In the copy you make of the entries, no picture should appear, and every word must match.

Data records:
┄┄┄┄┄┄┄┄┄┄┄┄┄┄┄┄┄┄┄┄
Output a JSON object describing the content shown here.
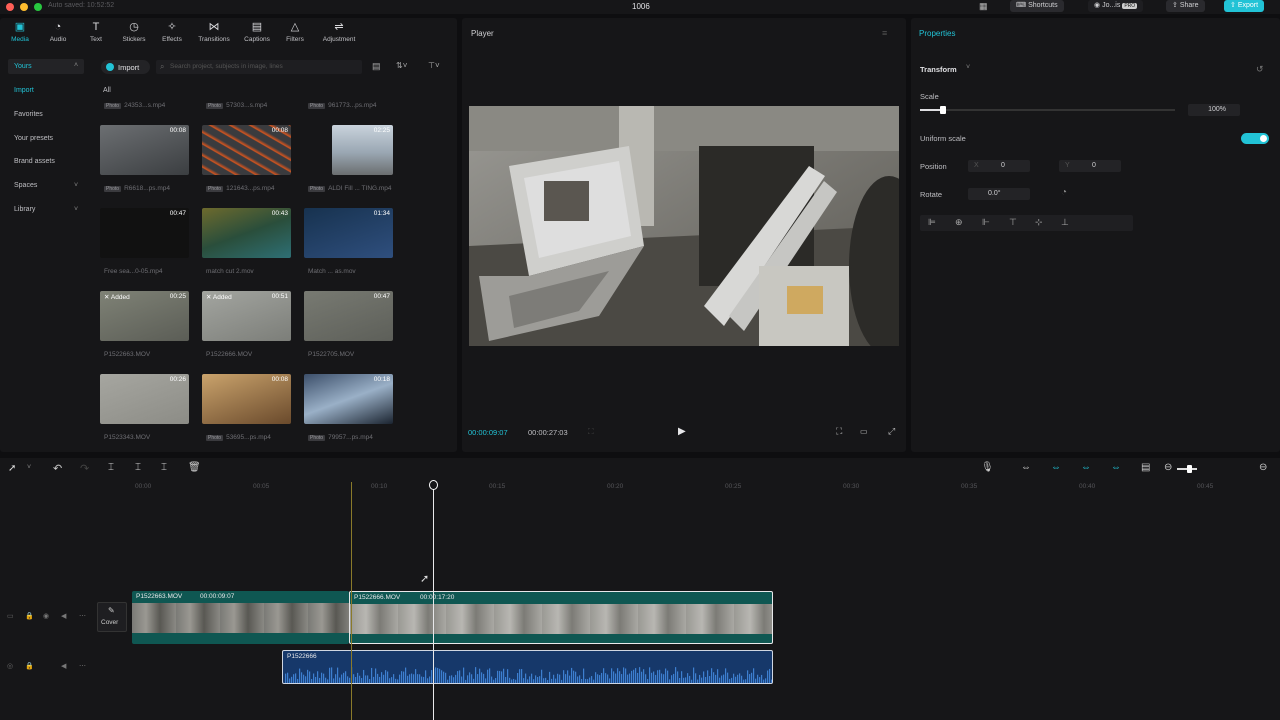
{
  "topbar": {
    "status": "Auto saved: 10:52:52",
    "project": "1006",
    "shortcuts": "Shortcuts",
    "user": "Jo...is",
    "pro": "PRO",
    "share": "Share",
    "export": "Export"
  },
  "toolbar": [
    {
      "label": "Media",
      "icon": "media-icon"
    },
    {
      "label": "Audio",
      "icon": "audio-icon"
    },
    {
      "label": "Text",
      "icon": "text-icon"
    },
    {
      "label": "Stickers",
      "icon": "stickers-icon"
    },
    {
      "label": "Effects",
      "icon": "effects-icon"
    },
    {
      "label": "Transitions",
      "icon": "transitions-icon"
    },
    {
      "label": "Captions",
      "icon": "captions-icon"
    },
    {
      "label": "Filters",
      "icon": "filters-icon"
    },
    {
      "label": "Adjustment",
      "icon": "adjustment-icon"
    }
  ],
  "sidebar": {
    "yours": "Yours",
    "import": "Import",
    "favorites": "Favorites",
    "presets": "Your presets",
    "brand": "Brand assets",
    "spaces": "Spaces",
    "library": "Library"
  },
  "media": {
    "import_button": "Import",
    "search_placeholder": "Search project, subjects in image, lines",
    "all": "All",
    "top_names": [
      "24353...s.mp4",
      "57303...s.mp4",
      "961773...ps.mp4"
    ],
    "items": [
      {
        "name": "R6618...ps.mp4",
        "duration": "00:08",
        "tag": ""
      },
      {
        "name": "121643...ps.mp4",
        "duration": "00:08",
        "tag": ""
      },
      {
        "name": "ALDI Fill ... TING.mp4",
        "duration": "02:25",
        "tag": ""
      },
      {
        "name": "Free sea...0-05.mp4",
        "duration": "00:47",
        "tag": ""
      },
      {
        "name": "match cut 2.mov",
        "duration": "00:43",
        "tag": ""
      },
      {
        "name": "Match ... as.mov",
        "duration": "01:34",
        "tag": ""
      },
      {
        "name": "P1522663.MOV",
        "duration": "00:25",
        "tag": "Added"
      },
      {
        "name": "P1522666.MOV",
        "duration": "00:51",
        "tag": "Added"
      },
      {
        "name": "P1522705.MOV",
        "duration": "00:47",
        "tag": ""
      },
      {
        "name": "P1523343.MOV",
        "duration": "00:26",
        "tag": ""
      },
      {
        "name": "53695...ps.mp4",
        "duration": "00:08",
        "tag": ""
      },
      {
        "name": "79957...ps.mp4",
        "duration": "00:18",
        "tag": ""
      }
    ]
  },
  "player": {
    "title": "Player",
    "current_time": "00:00:09:07",
    "total_time": "00:00:27:03"
  },
  "properties": {
    "title": "Properties",
    "section": "Transform",
    "scale_label": "Scale",
    "scale_value": "100%",
    "scale_fraction": 0.09,
    "uniform_label": "Uniform scale",
    "uniform_on": true,
    "position_label": "Position",
    "x_label": "X",
    "x_value": "0",
    "y_label": "Y",
    "y_value": "0",
    "rotate_label": "Rotate",
    "rotate_value": "0.0°"
  },
  "timeline": {
    "ruler": [
      "00:00",
      "00:05",
      "00:10",
      "00:15",
      "00:20",
      "00:25",
      "00:30",
      "00:35",
      "00:40",
      "00:45"
    ],
    "cover_label": "Cover",
    "clip1": {
      "name": "P1522663.MOV",
      "duration": "00:00:09:07"
    },
    "clip2": {
      "name": "P1522666.MOV",
      "duration": "00:00:17:20"
    },
    "audio": {
      "name": "P1522666"
    }
  }
}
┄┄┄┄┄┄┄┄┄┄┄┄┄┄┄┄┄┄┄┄
**EXERCISE OUTPUT:**
Output a JSON object describing the content shown here.
{
  "topbar": {
    "status": "Auto saved: 10:52:52",
    "project": "1006",
    "shortcuts": "Shortcuts",
    "user": "Jo...is",
    "pro": "PRO",
    "share": "Share",
    "export": "Export"
  },
  "toolbar": [
    {
      "label": "Media",
      "icon": "media-icon"
    },
    {
      "label": "Audio",
      "icon": "audio-icon"
    },
    {
      "label": "Text",
      "icon": "text-icon"
    },
    {
      "label": "Stickers",
      "icon": "stickers-icon"
    },
    {
      "label": "Effects",
      "icon": "effects-icon"
    },
    {
      "label": "Transitions",
      "icon": "transitions-icon"
    },
    {
      "label": "Captions",
      "icon": "captions-icon"
    },
    {
      "label": "Filters",
      "icon": "filters-icon"
    },
    {
      "label": "Adjustment",
      "icon": "adjustment-icon"
    }
  ],
  "sidebar": {
    "yours": "Yours",
    "import": "Import",
    "favorites": "Favorites",
    "presets": "Your presets",
    "brand": "Brand assets",
    "spaces": "Spaces",
    "library": "Library"
  },
  "media": {
    "import_button": "Import",
    "search_placeholder": "Search project, subjects in image, lines",
    "all": "All",
    "top_names": [
      "24353...s.mp4",
      "57303...s.mp4",
      "961773...ps.mp4"
    ],
    "items": [
      {
        "name": "R6618...ps.mp4",
        "duration": "00:08",
        "tag": ""
      },
      {
        "name": "121643...ps.mp4",
        "duration": "00:08",
        "tag": ""
      },
      {
        "name": "ALDI Fill ... TING.mp4",
        "duration": "02:25",
        "tag": ""
      },
      {
        "name": "Free sea...0-05.mp4",
        "duration": "00:47",
        "tag": ""
      },
      {
        "name": "match cut 2.mov",
        "duration": "00:43",
        "tag": ""
      },
      {
        "name": "Match ... as.mov",
        "duration": "01:34",
        "tag": ""
      },
      {
        "name": "P1522663.MOV",
        "duration": "00:25",
        "tag": "Added"
      },
      {
        "name": "P1522666.MOV",
        "duration": "00:51",
        "tag": "Added"
      },
      {
        "name": "P1522705.MOV",
        "duration": "00:47",
        "tag": ""
      },
      {
        "name": "P1523343.MOV",
        "duration": "00:26",
        "tag": ""
      },
      {
        "name": "53695...ps.mp4",
        "duration": "00:08",
        "tag": ""
      },
      {
        "name": "79957...ps.mp4",
        "duration": "00:18",
        "tag": ""
      }
    ]
  },
  "player": {
    "title": "Player",
    "current_time": "00:00:09:07",
    "total_time": "00:00:27:03"
  },
  "properties": {
    "title": "Properties",
    "section": "Transform",
    "scale_label": "Scale",
    "scale_value": "100%",
    "scale_fraction": 0.09,
    "uniform_label": "Uniform scale",
    "uniform_on": true,
    "position_label": "Position",
    "x_label": "X",
    "x_value": "0",
    "y_label": "Y",
    "y_value": "0",
    "rotate_label": "Rotate",
    "rotate_value": "0.0°"
  },
  "timeline": {
    "ruler": [
      "00:00",
      "00:05",
      "00:10",
      "00:15",
      "00:20",
      "00:25",
      "00:30",
      "00:35",
      "00:40",
      "00:45"
    ],
    "cover_label": "Cover",
    "clip1": {
      "name": "P1522663.MOV",
      "duration": "00:00:09:07"
    },
    "clip2": {
      "name": "P1522666.MOV",
      "duration": "00:00:17:20"
    },
    "audio": {
      "name": "P1522666"
    }
  }
}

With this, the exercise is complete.